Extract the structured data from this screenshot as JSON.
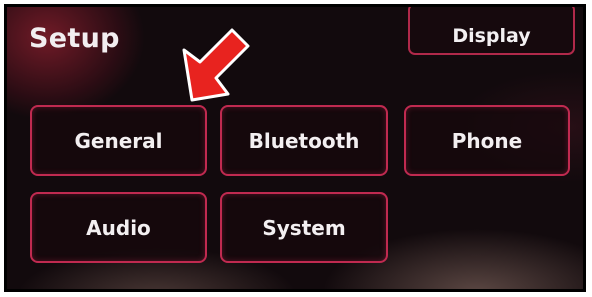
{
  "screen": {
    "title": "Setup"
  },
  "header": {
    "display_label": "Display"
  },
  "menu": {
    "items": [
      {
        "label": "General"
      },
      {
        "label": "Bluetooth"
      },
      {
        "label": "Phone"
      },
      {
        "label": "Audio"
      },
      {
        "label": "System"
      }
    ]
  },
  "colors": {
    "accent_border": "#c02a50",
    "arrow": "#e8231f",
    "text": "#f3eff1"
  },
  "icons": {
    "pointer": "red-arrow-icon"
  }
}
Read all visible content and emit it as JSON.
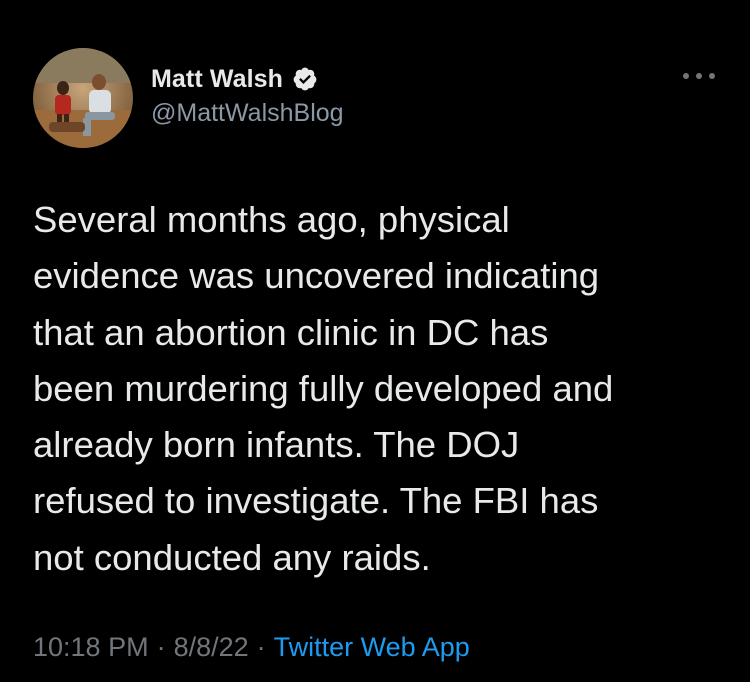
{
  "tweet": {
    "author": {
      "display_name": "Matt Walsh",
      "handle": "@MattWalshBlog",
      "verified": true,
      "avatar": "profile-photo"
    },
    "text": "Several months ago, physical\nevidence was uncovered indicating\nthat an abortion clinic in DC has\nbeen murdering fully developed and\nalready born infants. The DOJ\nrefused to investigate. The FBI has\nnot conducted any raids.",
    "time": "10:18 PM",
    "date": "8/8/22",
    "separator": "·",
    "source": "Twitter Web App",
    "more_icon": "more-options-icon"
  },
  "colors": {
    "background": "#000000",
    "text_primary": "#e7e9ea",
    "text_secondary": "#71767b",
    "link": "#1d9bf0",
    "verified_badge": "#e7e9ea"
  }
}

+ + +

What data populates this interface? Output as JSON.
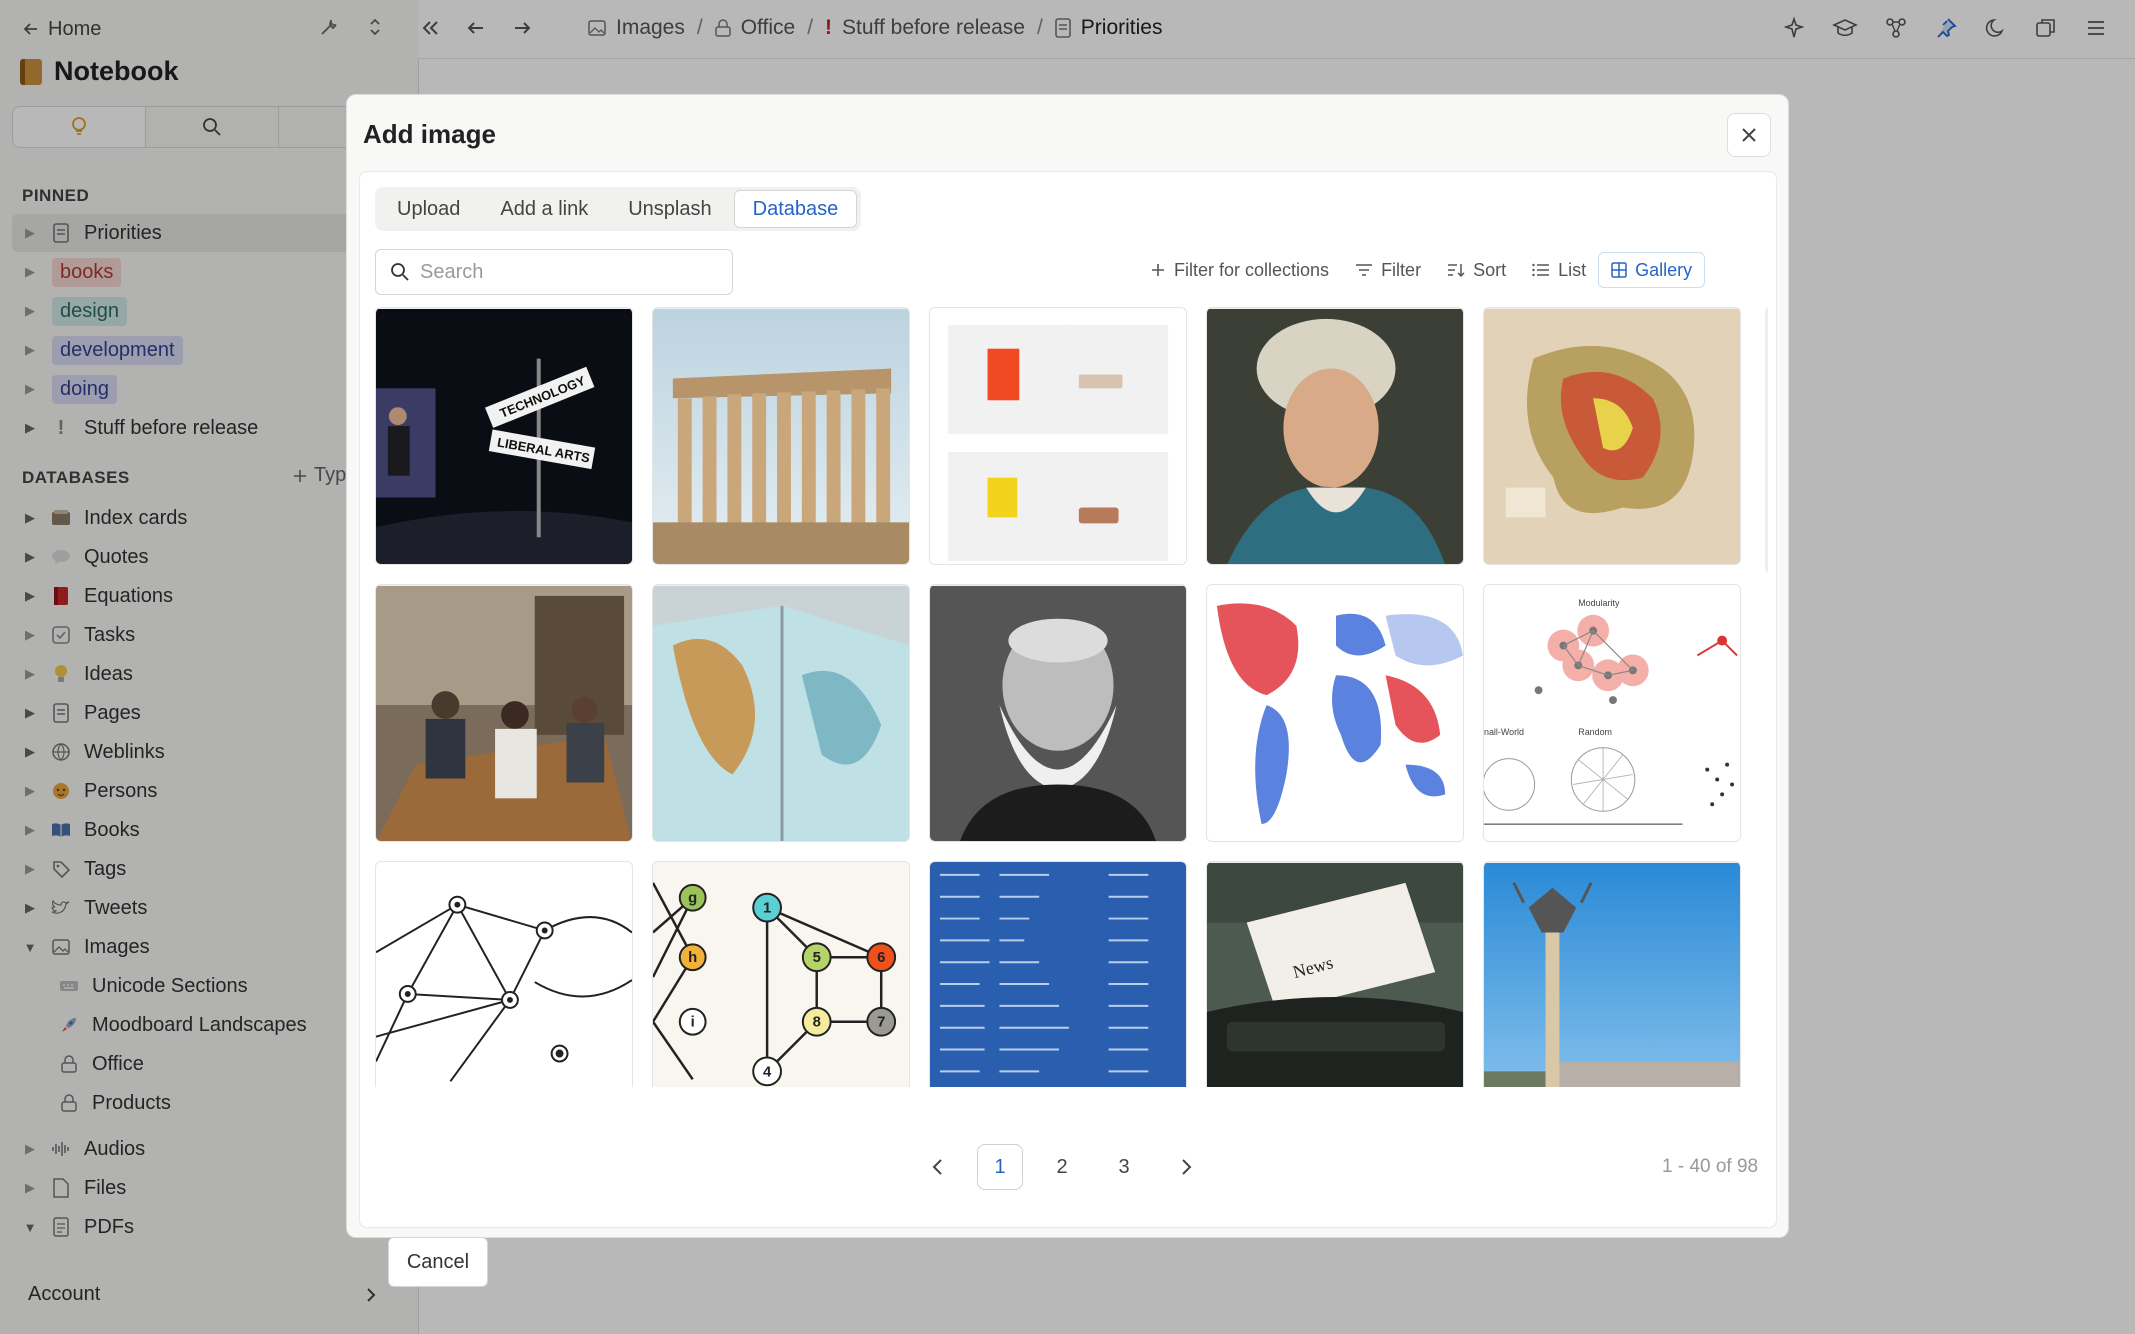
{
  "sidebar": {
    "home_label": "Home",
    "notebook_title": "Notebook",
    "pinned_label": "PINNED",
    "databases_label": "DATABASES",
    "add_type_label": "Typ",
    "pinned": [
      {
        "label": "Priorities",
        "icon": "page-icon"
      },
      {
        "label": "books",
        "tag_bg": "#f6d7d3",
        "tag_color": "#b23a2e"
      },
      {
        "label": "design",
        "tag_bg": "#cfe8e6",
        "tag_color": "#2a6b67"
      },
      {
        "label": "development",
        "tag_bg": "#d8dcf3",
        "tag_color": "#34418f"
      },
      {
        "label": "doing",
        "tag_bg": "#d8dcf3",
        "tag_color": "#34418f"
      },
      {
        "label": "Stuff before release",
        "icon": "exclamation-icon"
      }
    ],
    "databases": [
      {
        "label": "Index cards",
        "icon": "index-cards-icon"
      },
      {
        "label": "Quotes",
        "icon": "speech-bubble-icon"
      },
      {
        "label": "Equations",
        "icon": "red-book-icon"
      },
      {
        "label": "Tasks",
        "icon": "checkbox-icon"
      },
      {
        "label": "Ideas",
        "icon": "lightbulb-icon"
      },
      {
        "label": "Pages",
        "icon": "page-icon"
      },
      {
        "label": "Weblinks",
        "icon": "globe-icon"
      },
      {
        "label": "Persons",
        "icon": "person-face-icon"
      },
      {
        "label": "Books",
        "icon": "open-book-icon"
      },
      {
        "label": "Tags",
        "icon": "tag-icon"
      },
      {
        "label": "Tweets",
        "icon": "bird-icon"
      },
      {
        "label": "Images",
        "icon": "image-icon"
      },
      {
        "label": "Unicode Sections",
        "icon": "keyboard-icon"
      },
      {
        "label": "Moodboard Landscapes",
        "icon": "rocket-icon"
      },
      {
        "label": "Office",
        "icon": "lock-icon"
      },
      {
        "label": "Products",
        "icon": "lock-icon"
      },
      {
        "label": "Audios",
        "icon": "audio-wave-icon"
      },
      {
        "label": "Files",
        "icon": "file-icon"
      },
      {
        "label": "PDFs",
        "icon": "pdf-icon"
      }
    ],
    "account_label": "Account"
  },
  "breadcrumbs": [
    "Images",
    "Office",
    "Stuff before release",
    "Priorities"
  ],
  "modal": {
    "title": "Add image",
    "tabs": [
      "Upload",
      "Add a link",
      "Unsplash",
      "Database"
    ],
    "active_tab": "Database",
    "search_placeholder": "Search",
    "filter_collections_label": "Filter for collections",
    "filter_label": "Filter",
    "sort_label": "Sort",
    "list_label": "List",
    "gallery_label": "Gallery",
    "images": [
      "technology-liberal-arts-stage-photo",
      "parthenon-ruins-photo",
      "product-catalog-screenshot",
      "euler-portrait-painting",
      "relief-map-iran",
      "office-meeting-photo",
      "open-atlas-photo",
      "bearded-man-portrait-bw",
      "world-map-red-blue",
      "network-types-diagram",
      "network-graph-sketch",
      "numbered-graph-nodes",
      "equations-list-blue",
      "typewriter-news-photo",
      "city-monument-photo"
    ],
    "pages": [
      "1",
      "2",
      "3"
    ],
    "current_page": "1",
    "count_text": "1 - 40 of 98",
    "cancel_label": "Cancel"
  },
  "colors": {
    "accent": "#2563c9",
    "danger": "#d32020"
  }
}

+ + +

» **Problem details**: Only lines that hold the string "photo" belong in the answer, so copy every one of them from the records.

» **Result of this task**:
      "avatar": "profile-photo"
      "technology-liberal-arts-stage-photo",
      "parthenon-ruins-photo",
      "office-meeting-photo",
      "open-atlas-photo",
      "typewriter-news-photo",
      "city-monument-photo"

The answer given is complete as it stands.